What do you get when you take an old-time folk song written in a major key and turn it over to Bruce Springsteen? You get a new arrangement written in a minor key that is soulful and evocative. And let's face it, if you're cruising on the real Erie Canal and you don't listen to this song at least every other day, you're not getting the full effect of the experience.

#3 Rock and Roll Doctor - Little Feat


I admit that this song has zip to do with anything boat-ish. Busted. But I don't care about that in this instance. This is one of the greatest swamp, boogie rockers ever. And there are times where that is the only vibe you need.

#2 Wagon Wheel - vers. by Darius Rucker


A great song by any measure. And, my God, can Darius Rucker sing. What a great voice. I've got the harmony on the chorus down pat. This is the  version we prefer, but the version (below) from the Live From Daryl's House internet show is very good too. 


Before I reveal the #1 song, here are a few honorable mentions.

Tishomingo Blues (trad. jazz) There are a zillion versions of this. Pick one. We prefer the Prairie Home Companion version with Garrison Keilor from the album "Shake it, Break it, Hang It On The Wall." You're welcome

Sailing To Philadelphia by Marc Knopfler, with Jame Taylor



You Won't Succeed On Broadway from Spamalot, the Broadway musical


You: Eh, Darrell? This really has nothing to do with boating.
Me: Yes it does! Sometimes, after several hours of cruising, when we're bored to tears, we need a change of pace.
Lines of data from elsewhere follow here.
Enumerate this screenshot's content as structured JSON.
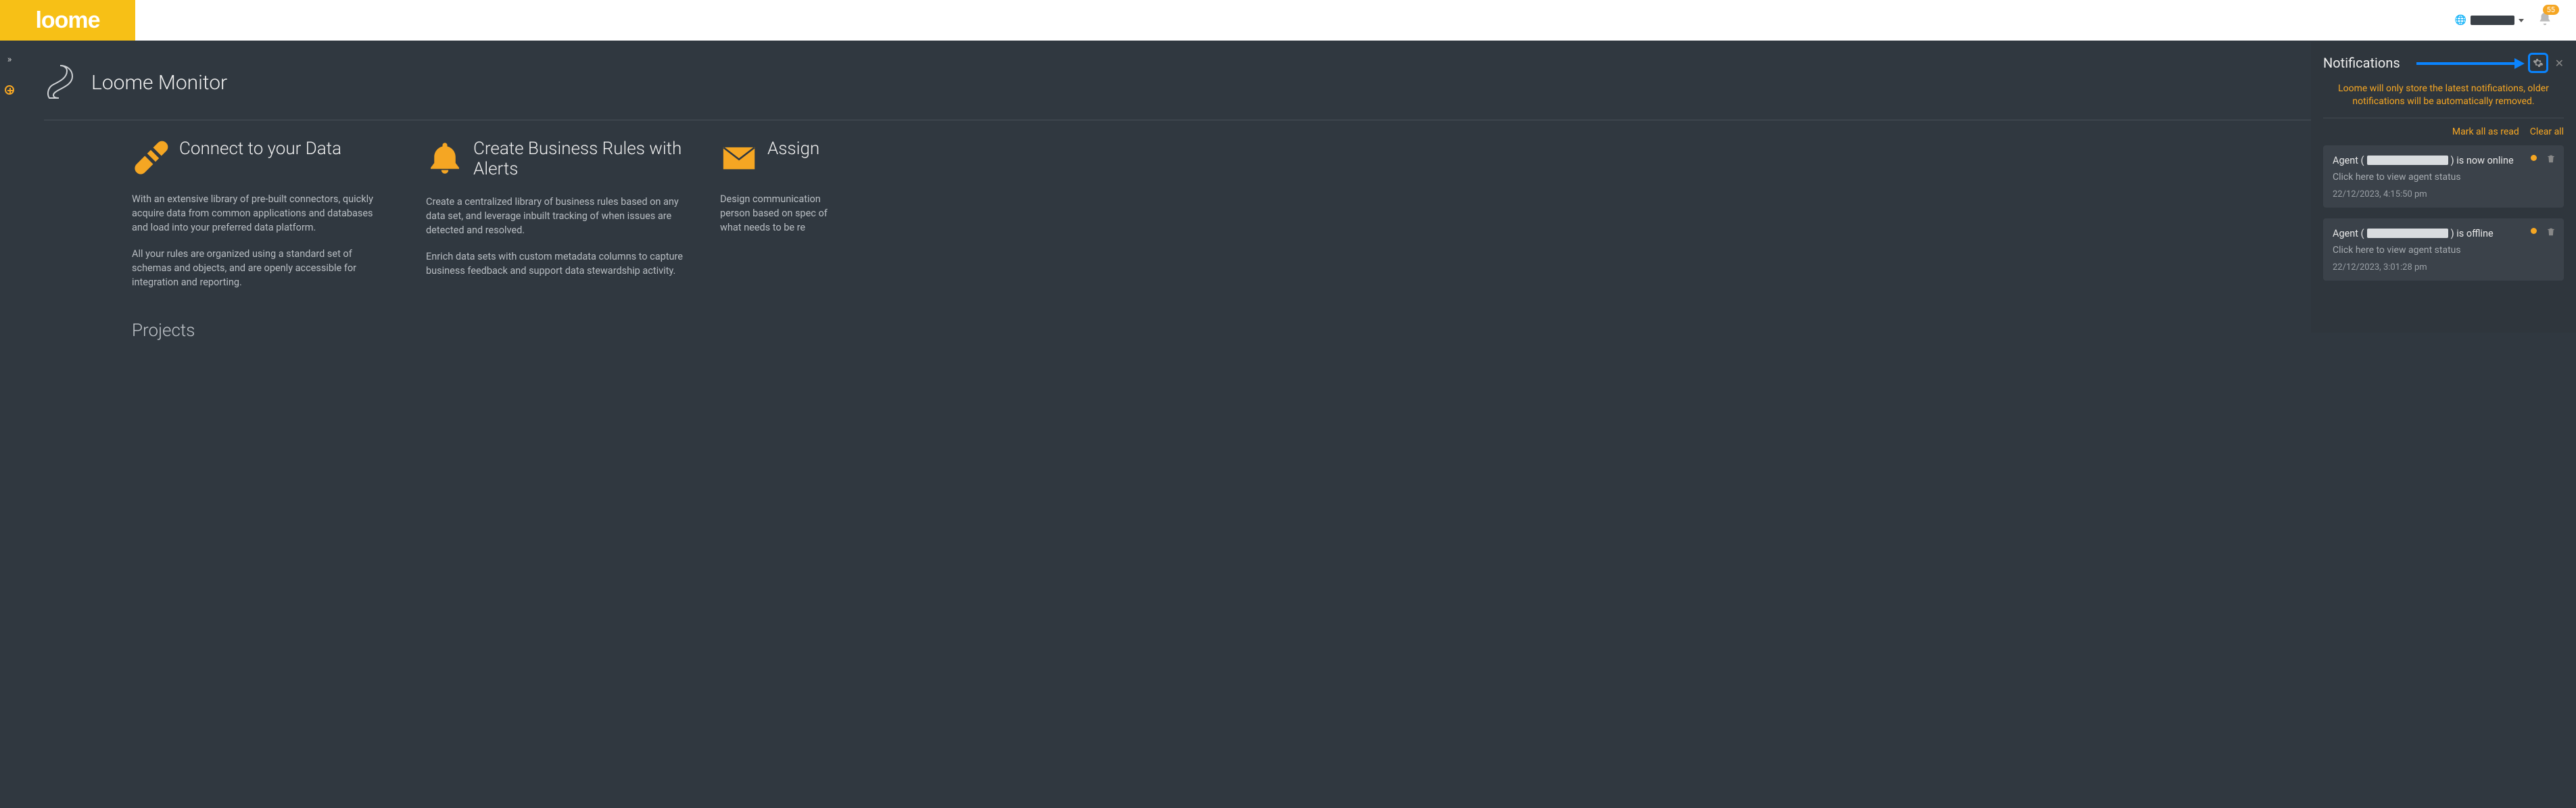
{
  "topbar": {
    "logo_text": "loome",
    "notification_badge": "55"
  },
  "page": {
    "title": "Loome Monitor",
    "projects_heading": "Projects"
  },
  "cards": [
    {
      "title": "Connect to your Data",
      "p1": "With an extensive library of pre-built connectors, quickly acquire data from common applications and databases and load into your preferred data platform.",
      "p2": "All your rules are organized using a standard set of schemas and objects, and are openly accessible for integration and reporting."
    },
    {
      "title": "Create Business Rules with Alerts",
      "p1": "Create a centralized library of business rules based on any data set, and leverage inbuilt tracking of when issues are detected and resolved.",
      "p2": "Enrich data sets with custom metadata columns to capture business feedback and support data stewardship activity."
    },
    {
      "title": "Assign",
      "p1": "Design communication person based on spec of what needs to be re",
      "p2": ""
    }
  ],
  "notifications": {
    "title": "Notifications",
    "retention_msg": "Loome will only store the latest notifications, older notifications will be automatically removed.",
    "mark_all": "Mark all as read",
    "clear_all": "Clear all",
    "items": [
      {
        "prefix": "Agent (",
        "suffix": ") is now online",
        "sub": "Click here to view agent status",
        "time": "22/12/2023, 4:15:50 pm"
      },
      {
        "prefix": "Agent (",
        "suffix": ") is offline",
        "sub": "Click here to view agent status",
        "time": "22/12/2023, 3:01:28 pm"
      }
    ]
  }
}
This does that nicely.

And now, our NUMBER 1 SONG FOR OUR ON BOARD LIFE

Knee Deep, by the Zac Brown Band, with Jimmy Buffett


The reasons that this is our #1 song are as many as beats in the song itself. It really did change our life. More than anything else, it affirmed our decision to set off on this on board life together. It's a great song, very singable, and having Jimmy Buffett in the song is its crowning glory. Of course, it has Jimmy Buffett as a singer. Who else would it be?

So, what do you think of our list? Leave your opinion in the comments below.